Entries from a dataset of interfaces
= = = =

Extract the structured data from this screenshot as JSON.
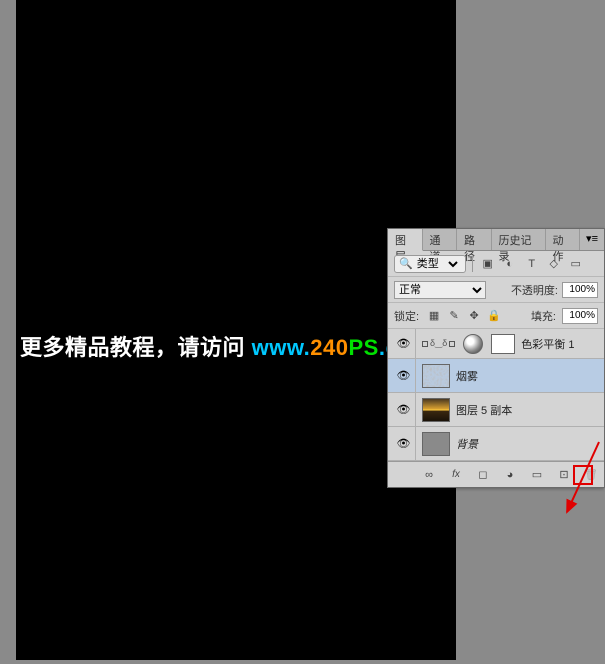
{
  "watermark": {
    "text_cn": "更多精品教程，请访问 ",
    "www": "www.",
    "num": "240",
    "ps": "PS",
    "com": ".com"
  },
  "panel": {
    "tabs": [
      "图层",
      "通道",
      "路径",
      "历史记录",
      "动作"
    ],
    "active_tab": 0,
    "filter_label": "类型",
    "blend_mode": "正常",
    "opacity_label": "不透明度:",
    "opacity_value": "100%",
    "lock_label": "锁定:",
    "fill_label": "填充:",
    "fill_value": "100%"
  },
  "layers": [
    {
      "name": "色彩平衡 1",
      "type": "adjustment",
      "visible": true
    },
    {
      "name": "烟雾",
      "type": "normal",
      "visible": true,
      "selected": true,
      "thumb": "clouds"
    },
    {
      "name": "图层 5 副本",
      "type": "normal",
      "visible": true,
      "thumb": "sunset"
    },
    {
      "name": "背景",
      "type": "bg",
      "visible": true,
      "thumb": "gray",
      "italic": true
    }
  ],
  "icons": {
    "search": "🔍",
    "image": "▣",
    "adjust": "◐",
    "text": "T",
    "shape": "◇",
    "smart": "▭",
    "eye": "👁",
    "link": "⧉",
    "fx": "fx",
    "mask": "◻",
    "fill": "◕",
    "folder": "📁",
    "new": "⊞",
    "trash": "🗑",
    "chainlink": "∞",
    "lock": "🔒",
    "menu": "≡"
  }
}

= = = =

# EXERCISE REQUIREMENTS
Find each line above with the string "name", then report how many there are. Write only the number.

# FINISHED TASK
4